First, though, Shane took a job measuring the sugar content of potato chips. His teachers, who'd discouraged his interest in greenhouse growing, suggested he try for a career breeding carrots for a seed company--or perhaps enter a master's program in potato-chip technology. But Shane was unenthused. Between chip checks, he drove to Cheyenne to visit the site of a solar greenhouse being built by Community Action of Cheyenne, a federally supported project. "It was supposed to raise food for senior citizens, and that interested me," Shane remembers. "I was 23, and before long, I was a paid consultant." The job paid only $400 a month, small potatoes compared to what he'd been making. Rather than commute from Fort Collins, he moved into a tiny trailer on the site of the greenhouse, which was going up slowly and erratically thanks to any volunteer help that was available. "We hired two real construction guys," he says, "but they weren't brave enough to go out on the scaffolding. A 14-year-old girl did that. We had a 57-year-old female plumber from Russia. We got a bunch of shingles donated and nailed them up in a crazy pattern after we drank some beer. But we got it built, and amazingly enough, the plants made it through the winter."

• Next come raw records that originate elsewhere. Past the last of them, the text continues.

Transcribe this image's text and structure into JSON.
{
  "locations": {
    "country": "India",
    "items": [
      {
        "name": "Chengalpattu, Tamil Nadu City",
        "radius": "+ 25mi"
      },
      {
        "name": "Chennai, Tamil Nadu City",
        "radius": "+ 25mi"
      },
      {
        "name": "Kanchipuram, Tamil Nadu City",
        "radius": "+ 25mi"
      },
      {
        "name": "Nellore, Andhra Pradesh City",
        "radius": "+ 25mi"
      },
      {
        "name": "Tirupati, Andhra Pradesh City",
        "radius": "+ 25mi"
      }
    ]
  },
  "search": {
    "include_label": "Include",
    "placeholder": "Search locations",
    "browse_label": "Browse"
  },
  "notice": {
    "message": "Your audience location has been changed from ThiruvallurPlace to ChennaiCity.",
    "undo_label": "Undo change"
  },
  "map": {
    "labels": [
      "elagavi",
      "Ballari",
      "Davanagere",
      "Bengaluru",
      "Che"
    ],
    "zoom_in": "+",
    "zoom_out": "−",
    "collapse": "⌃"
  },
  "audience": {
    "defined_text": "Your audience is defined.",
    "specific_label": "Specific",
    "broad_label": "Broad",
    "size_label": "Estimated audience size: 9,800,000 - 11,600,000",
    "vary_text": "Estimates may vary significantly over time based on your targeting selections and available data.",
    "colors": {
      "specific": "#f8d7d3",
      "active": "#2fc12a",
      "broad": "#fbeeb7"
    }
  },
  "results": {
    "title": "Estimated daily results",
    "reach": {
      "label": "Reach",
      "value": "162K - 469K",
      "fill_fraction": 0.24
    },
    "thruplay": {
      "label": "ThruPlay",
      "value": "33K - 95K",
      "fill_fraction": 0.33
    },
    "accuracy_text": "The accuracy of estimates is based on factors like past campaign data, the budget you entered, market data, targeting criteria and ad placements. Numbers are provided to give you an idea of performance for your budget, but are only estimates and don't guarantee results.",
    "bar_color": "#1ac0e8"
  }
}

That was enough to earn Shane the position of greenhouse director--and a $100-a-month raise. The group got a lot for its money. Shane expanded the greenhouse's activities until monthly potlucks, a weekly farmer's market and a spring bedding-plant sale were Cheyenne fixtures. He began making regular appearances on local radio, sometimes as a call-in gardening consultant, sometimes as the producer of short horticultural commentaries that occasionally made it to National Public Radio.
"And I didn't always concentrate on science, either," he says. "I invented a fictional seed company called Harley's Hot-to-Trot Hybrids, and I had old Harley on the show to promote things like a leek that actually leaks and a special strain of zucchini that explodes at a certain point so you don't have to deal with it." The nonexistent Harley received several serious inquiries from gardeners. "The defense department was interested, too," Shane adds.
Schoolchildren began coming to the greenhouse by the busload, Shane remembers, "and most of them had no idea where carrots come from." He told them, repeating his greenhouse-growing spiel so often that he eventually wrote a book (The Bountiful Solar Greenhouse), did some out-of-town consulting and became "a member in not very good standing because their dues are too expensive" of the American Horticultural Therapy Association. The more he left town, though, the more attached Shane became to Cheyenne. "It's the bastard child of the Front Range, and that's how I like it," he says.
He also liked the loyal band of otherwise unwanted folks who'd become his crack volunteer staff. Shane's projects attracted everyone from senior citizens to a squad of handicapped workers. Debby, who has Down's syndrome, has now been greeting greenhouse visitors for more than a decade.
By 1986, when it became evident that the original greenhouse was suffering from the lethal combination of high humidity and poor construction, Shane and his crew were well known around Cheyenne--so well known that when the mayor tried to transfer the greenhouse's federal funds to the Downtown Association, all hell broke loose. "Poor guy," recalls Shane, "he ended up on a task force instead." After a summer's worth of the sort of meetings that no self-respecting Wyomingite wanted anything to do with, the task force decided to make the gardens part of the Cheyenne Department of Parks and Recreation. Shane secured a $350,000 community development grant to build a fancy new greenhouse, which would serve not just as a social services/food-for-lower-income/bedding-plant center, but also as a tourist attraction--the Cheyenne Botanic Gardens.